__DATA RECORDS__

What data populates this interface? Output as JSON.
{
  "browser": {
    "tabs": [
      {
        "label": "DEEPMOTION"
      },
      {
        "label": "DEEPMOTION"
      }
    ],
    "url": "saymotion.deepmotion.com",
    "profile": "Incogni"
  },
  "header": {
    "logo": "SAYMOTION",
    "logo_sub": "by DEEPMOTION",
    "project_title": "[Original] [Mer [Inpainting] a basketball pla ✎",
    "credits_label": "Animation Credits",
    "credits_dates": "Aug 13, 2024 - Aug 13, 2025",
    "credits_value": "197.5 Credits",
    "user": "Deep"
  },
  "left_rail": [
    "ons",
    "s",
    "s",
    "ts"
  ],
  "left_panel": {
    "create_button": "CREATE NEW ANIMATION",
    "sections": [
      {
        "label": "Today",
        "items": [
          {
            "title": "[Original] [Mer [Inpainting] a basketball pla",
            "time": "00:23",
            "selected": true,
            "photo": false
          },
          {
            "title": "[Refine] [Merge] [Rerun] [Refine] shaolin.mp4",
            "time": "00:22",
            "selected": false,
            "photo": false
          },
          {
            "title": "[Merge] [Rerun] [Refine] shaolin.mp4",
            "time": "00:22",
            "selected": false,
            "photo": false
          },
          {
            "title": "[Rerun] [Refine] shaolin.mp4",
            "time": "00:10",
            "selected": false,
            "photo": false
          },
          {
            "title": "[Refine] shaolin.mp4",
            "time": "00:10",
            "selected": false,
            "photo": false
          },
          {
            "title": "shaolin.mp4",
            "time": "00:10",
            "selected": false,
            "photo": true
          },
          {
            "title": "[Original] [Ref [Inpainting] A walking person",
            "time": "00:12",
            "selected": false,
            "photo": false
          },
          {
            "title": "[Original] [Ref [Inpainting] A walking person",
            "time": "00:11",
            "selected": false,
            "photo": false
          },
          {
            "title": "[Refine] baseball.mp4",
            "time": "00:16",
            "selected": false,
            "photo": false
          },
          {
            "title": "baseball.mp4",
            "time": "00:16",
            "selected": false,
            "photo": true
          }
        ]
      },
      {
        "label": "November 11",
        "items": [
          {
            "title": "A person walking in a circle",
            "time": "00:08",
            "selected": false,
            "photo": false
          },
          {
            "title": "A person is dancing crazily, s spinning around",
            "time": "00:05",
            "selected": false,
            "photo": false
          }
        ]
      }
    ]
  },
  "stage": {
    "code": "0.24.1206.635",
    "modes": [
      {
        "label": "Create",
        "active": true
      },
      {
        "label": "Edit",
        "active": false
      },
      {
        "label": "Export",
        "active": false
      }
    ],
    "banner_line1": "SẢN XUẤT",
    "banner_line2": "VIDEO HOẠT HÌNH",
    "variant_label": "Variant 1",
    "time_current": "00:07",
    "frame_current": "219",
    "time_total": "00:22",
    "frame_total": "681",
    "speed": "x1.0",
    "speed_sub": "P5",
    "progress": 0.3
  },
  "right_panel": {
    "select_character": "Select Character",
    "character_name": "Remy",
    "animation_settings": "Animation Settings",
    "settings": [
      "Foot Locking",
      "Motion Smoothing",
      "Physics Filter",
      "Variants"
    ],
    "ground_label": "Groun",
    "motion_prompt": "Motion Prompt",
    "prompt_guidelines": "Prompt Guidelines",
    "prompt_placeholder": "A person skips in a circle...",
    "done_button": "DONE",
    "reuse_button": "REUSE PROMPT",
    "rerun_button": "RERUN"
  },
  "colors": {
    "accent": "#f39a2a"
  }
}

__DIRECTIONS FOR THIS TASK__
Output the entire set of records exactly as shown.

__WRITTEN SOLUTION__
What data populates this interface? Output as JSON.
{
  "browser": {
    "tabs": [
      {
        "label": "DEEPMOTION"
      },
      {
        "label": "DEEPMOTION"
      }
    ],
    "url": "saymotion.deepmotion.com",
    "profile": "Incogni"
  },
  "header": {
    "logo": "SAYMOTION",
    "logo_sub": "by DEEPMOTION",
    "project_title": "[Original] [Mer [Inpainting] a basketball pla ✎",
    "credits_label": "Animation Credits",
    "credits_dates": "Aug 13, 2024 - Aug 13, 2025",
    "credits_value": "197.5 Credits",
    "user": "Deep"
  },
  "left_rail": [
    "ons",
    "s",
    "s",
    "ts"
  ],
  "left_panel": {
    "create_button": "CREATE NEW ANIMATION",
    "sections": [
      {
        "label": "Today",
        "items": [
          {
            "title": "[Original] [Mer [Inpainting] a basketball pla",
            "time": "00:23",
            "selected": true,
            "photo": false
          },
          {
            "title": "[Refine] [Merge] [Rerun] [Refine] shaolin.mp4",
            "time": "00:22",
            "selected": false,
            "photo": false
          },
          {
            "title": "[Merge] [Rerun] [Refine] shaolin.mp4",
            "time": "00:22",
            "selected": false,
            "photo": false
          },
          {
            "title": "[Rerun] [Refine] shaolin.mp4",
            "time": "00:10",
            "selected": false,
            "photo": false
          },
          {
            "title": "[Refine] shaolin.mp4",
            "time": "00:10",
            "selected": false,
            "photo": false
          },
          {
            "title": "shaolin.mp4",
            "time": "00:10",
            "selected": false,
            "photo": true
          },
          {
            "title": "[Original] [Ref [Inpainting] A walking person",
            "time": "00:12",
            "selected": false,
            "photo": false
          },
          {
            "title": "[Original] [Ref [Inpainting] A walking person",
            "time": "00:11",
            "selected": false,
            "photo": false
          },
          {
            "title": "[Refine] baseball.mp4",
            "time": "00:16",
            "selected": false,
            "photo": false
          },
          {
            "title": "baseball.mp4",
            "time": "00:16",
            "selected": false,
            "photo": true
          }
        ]
      },
      {
        "label": "November 11",
        "items": [
          {
            "title": "A person walking in a circle",
            "time": "00:08",
            "selected": false,
            "photo": false
          },
          {
            "title": "A person is dancing crazily, s spinning around",
            "time": "00:05",
            "selected": false,
            "photo": false
          }
        ]
      }
    ]
  },
  "stage": {
    "code": "0.24.1206.635",
    "modes": [
      {
        "label": "Create",
        "active": true
      },
      {
        "label": "Edit",
        "active": false
      },
      {
        "label": "Export",
        "active": false
      }
    ],
    "banner_line1": "SẢN XUẤT",
    "banner_line2": "VIDEO HOẠT HÌNH",
    "variant_label": "Variant 1",
    "time_current": "00:07",
    "frame_current": "219",
    "time_total": "00:22",
    "frame_total": "681",
    "speed": "x1.0",
    "speed_sub": "P5",
    "progress": 0.3
  },
  "right_panel": {
    "select_character": "Select Character",
    "character_name": "Remy",
    "animation_settings": "Animation Settings",
    "settings": [
      "Foot Locking",
      "Motion Smoothing",
      "Physics Filter",
      "Variants"
    ],
    "ground_label": "Groun",
    "motion_prompt": "Motion Prompt",
    "prompt_guidelines": "Prompt Guidelines",
    "prompt_placeholder": "A person skips in a circle...",
    "done_button": "DONE",
    "reuse_button": "REUSE PROMPT",
    "rerun_button": "RERUN"
  },
  "colors": {
    "accent": "#f39a2a"
  }
}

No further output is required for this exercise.